Jersey calves

At some stage, it is likely you will end up buying some new animals for your farm.

Introducing new livestock to the existing flock or herd can be an interesting experience and there are some things that can be done to make the transition for both the newbies and the existing animals as smooth as possible.

Before we introduce the new animals, it is important to quarantine them for at least a week, this gives you some time to pick up any illness or injury and to give them a quarantine drench before they mix with your existing stock.

The best way of letting the animals get to know each other, is to start off by running the new mob or herd in a paddock beside the home animals. This creates a safe environment where they can have time to see, smell and communicate with each other, without feeling threatened. Hierarchy and social order will be well set in your existing animals and you may find that for a while, when you let your new animals into the paddock, they will keep to themselves to start off with. Sheep can take quite a few weeks to become a blended flock, while cattle can take even longer.

Establishing the new order doesn’t take overnight and the animals have to learn to cope with a shift in herd or flock dynamics. Cows, in particular, are very much at the whim of the herd boss.

If she says it's time to drink, it's time to drink! Introducing new cows can mean either a new leader tries to emerge or if they are all subservient, where they will fit into the pecking order. If you are growing out weaned calves, they are like teenagers and will push the boundaries with each other to see who is the strongest and who will be the leader. If you are buying weaned six month old calves off cows, it is a good idea to put them in some yards for a few days with food and water to let them destress from weaning. It gives them a chance to quieten down before joining an existing herd. If you are only introducing one or two animals to a larger herd or flock, it pays to keep a close eye on them to make sure they don’t get picked on or bullied.

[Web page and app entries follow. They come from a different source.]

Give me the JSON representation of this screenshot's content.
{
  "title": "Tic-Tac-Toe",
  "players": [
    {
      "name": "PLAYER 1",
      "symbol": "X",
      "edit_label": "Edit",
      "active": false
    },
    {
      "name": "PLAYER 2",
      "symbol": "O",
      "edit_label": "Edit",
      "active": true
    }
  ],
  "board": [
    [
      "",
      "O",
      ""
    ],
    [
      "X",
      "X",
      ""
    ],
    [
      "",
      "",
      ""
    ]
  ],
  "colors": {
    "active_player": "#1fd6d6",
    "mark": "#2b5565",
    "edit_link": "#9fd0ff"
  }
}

Transitioning animals into your existing flock or herd can be done with as little stress as possible for everyone if time is taken to let them get to know each other safely and not rush the introductions.